Let me tell you something – the fear of God has gripped me as I write this. We are in a time where our fruit (good or bad) is being made manifest. That fruit came from a planted seed. Just like the false prophets, I too am susceptible to manifesting bad fruit, so I am in no way better than anyone else. But by recognizing the bad seed of covetousness (the lust for other things) in my life, I am able to uproot that seed and plant the seed of the Word in its place.
It’s healthy to have the fear of God in this area. We need a greater fear of the Lord when it comes to ministry, anyhow. Jesus said that the road is narrow and few there are that find it. I believe that verse; do you?
I’m also doing everything I can to understand the Word of God and take it at face value, and not go by the flawed teachings of man – which brings me to my next point.
Not Every Prophet
Not everyone who says to Me, “Lord, Lord,” shall enter the kingdom of heaven, but he who does the will of My Father in heaven.
Remember that the Word of God is exactly that – the Word of God! But the chapter breaks and the little section headers that divide up the Word are not. Many of our bibles treat the next few verses as a separate topic, but they are not.
Verses 21-23 are certainly applicable to individual people, but in the context of these verses, Jesus was still talking about false prophets.

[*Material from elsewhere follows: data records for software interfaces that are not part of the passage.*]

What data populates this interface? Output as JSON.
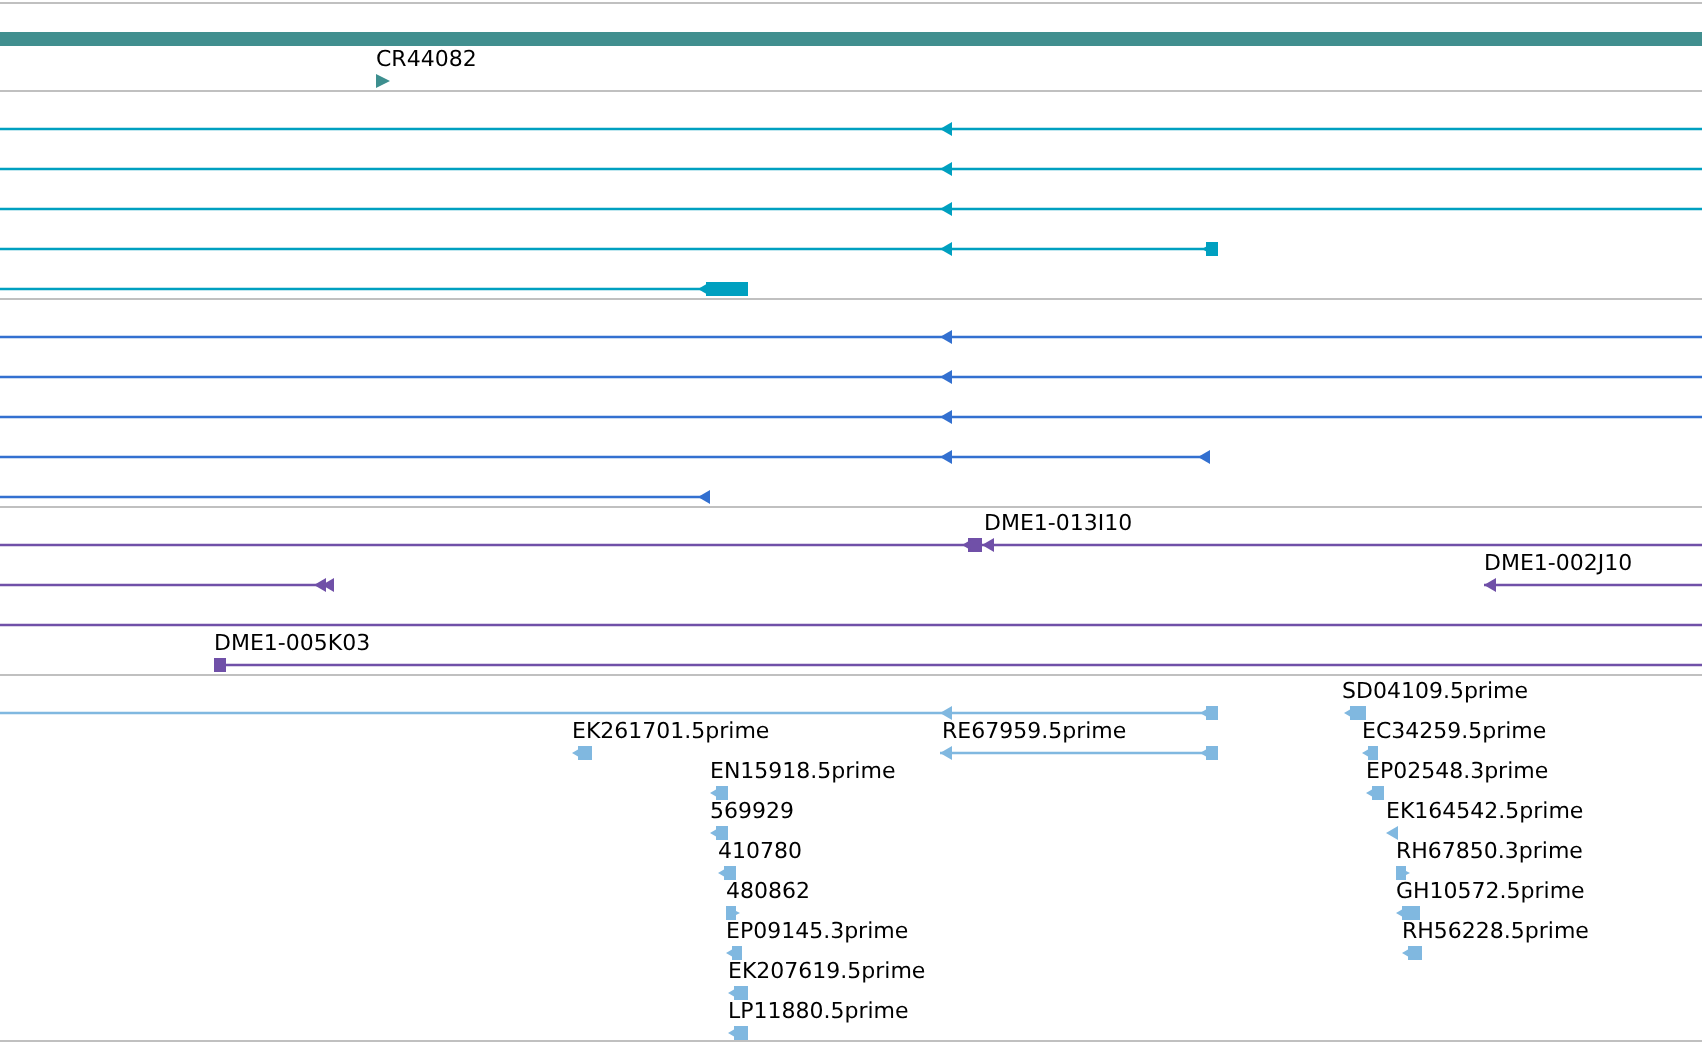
{
  "tracks": [
    {
      "color": "#3d8f8f",
      "features": [
        {
          "label": "CR44082",
          "kind": "arrow",
          "reverse": false
        }
      ]
    },
    {
      "color": "#00a0c0",
      "features": [
        {
          "kind": "arrow",
          "reverse": true
        },
        {
          "kind": "arrow",
          "reverse": true
        },
        {
          "kind": "arrow",
          "reverse": true
        },
        {
          "kind": "arrow",
          "reverse": true
        },
        {
          "kind": "arrow",
          "reverse": true
        }
      ]
    },
    {
      "color": "#3370d0",
      "features": [
        {
          "kind": "arrow",
          "reverse": true
        },
        {
          "kind": "arrow",
          "reverse": true
        },
        {
          "kind": "arrow",
          "reverse": true
        },
        {
          "kind": "arrow",
          "reverse": true
        },
        {
          "kind": "arrow",
          "reverse": true
        }
      ]
    },
    {
      "color": "#7050a8",
      "features": [
        {
          "label": "DME1-013I10",
          "kind": "arrow",
          "reverse": true
        },
        {
          "kind": "arrow",
          "reverse": true
        },
        {
          "label": "DME1-002J10",
          "kind": "arrow",
          "reverse": true
        },
        {
          "kind": "line"
        },
        {
          "label": "DME1-005K03",
          "kind": "arrow",
          "reverse": false
        }
      ]
    },
    {
      "color": "#80b8e0",
      "features": [
        {
          "kind": "arrow",
          "reverse": true
        },
        {
          "label": "SD04109.5prime",
          "kind": "arrow",
          "reverse": true
        },
        {
          "label": "EK261701.5prime",
          "kind": "arrow",
          "reverse": true
        },
        {
          "label": "RE67959.5prime",
          "kind": "arrow",
          "reverse": true
        },
        {
          "label": "EC34259.5prime",
          "kind": "arrow",
          "reverse": true
        },
        {
          "label": "EN15918.5prime",
          "kind": "arrow",
          "reverse": true
        },
        {
          "label": "EP02548.3prime",
          "kind": "arrow",
          "reverse": true
        },
        {
          "label": "569929",
          "kind": "arrow",
          "reverse": true
        },
        {
          "label": "EK164542.5prime",
          "kind": "arrow",
          "reverse": true
        },
        {
          "label": "410780",
          "kind": "arrow",
          "reverse": true
        },
        {
          "label": "RH67850.3prime",
          "kind": "arrow",
          "reverse": false
        },
        {
          "label": "480862",
          "kind": "arrow",
          "reverse": false
        },
        {
          "label": "GH10572.5prime",
          "kind": "arrow",
          "reverse": true
        },
        {
          "label": "EP09145.3prime",
          "kind": "arrow",
          "reverse": true
        },
        {
          "label": "RH56228.5prime",
          "kind": "arrow",
          "reverse": true
        },
        {
          "label": "EK207619.5prime",
          "kind": "arrow",
          "reverse": true
        },
        {
          "label": "LP11880.5prime",
          "kind": "arrow",
          "reverse": true
        }
      ]
    }
  ]
}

Think about it for a moment: not everyone who names the name of Jesus is doing “miraculous signs and wonders,” but miraculous signs and wonders are very abundant among the modern-day prophets.
Many will say to Me in that day, “Lord, Lord, have we not prophesied in Your name, cast out demons in Your name, and done many wonders in Your name?”
Can you hear the surprise in their voices? This is not the response of a wicked, malicious people! They are genuinely shocked that they are not allowed into the Kingdom. All the wonderful miracles in Jesus’ name… all of the work done for the Kingdom culminates into one massive, righteous Rejection.
Nice People and Lawlessness
This should be an incredibly sobering moment in Scripture for all of us. Most of us are pretty nice people. Guess what? There are a lot of nice false prophets too!
Why are they rejected? Why would the Father turn them away?
And then I will declare to them, “I never knew you; depart from Me, you who practice lawlessness!”
The Greek for “lawlessness” is anomia, which is a condition where you are without law.
Most of us have been taught that this is a general kind of lawlessness, as in being criminal in our actions, or indulging in a general sort of sin. But the root of the Word goes much deeper. The root is anomos, which is being in a state without GOD’S LAW.
I realize the last sentence may raise some red flags for some of you. And to try to list out (and explain) the handful of verses that most Christians use to support a law abolishing paradigm is well beyond the scope of this article. For now, we need to understand that, according to the words of Jesus, “practicing lawlessness” (practicing a lifestyle devoid of God’s Law) will keep the false prophets (and you) out of the Kingdom.
Jesus explicitly warned us to watch for false prophets and to avoid being deceived by their deceptive teaching. It’s easy to spot the false prophets who are obviously way off the map. It’s not so easy to spot the nice false prophet, who genuinely seems to be doing the work of the Kingdom. It’s even more difficult when we realize that the fruit of the false prophet may be sprouting in our own lives.
Most of us have spent quite some time looking for false prophets among an obviously wicked group of people. But we need to comprehend that a modern day false prophet is not necessarily intentional in his or her deceit, but rather is an unwitting contributor to their own destruction. May we not be counted among their number.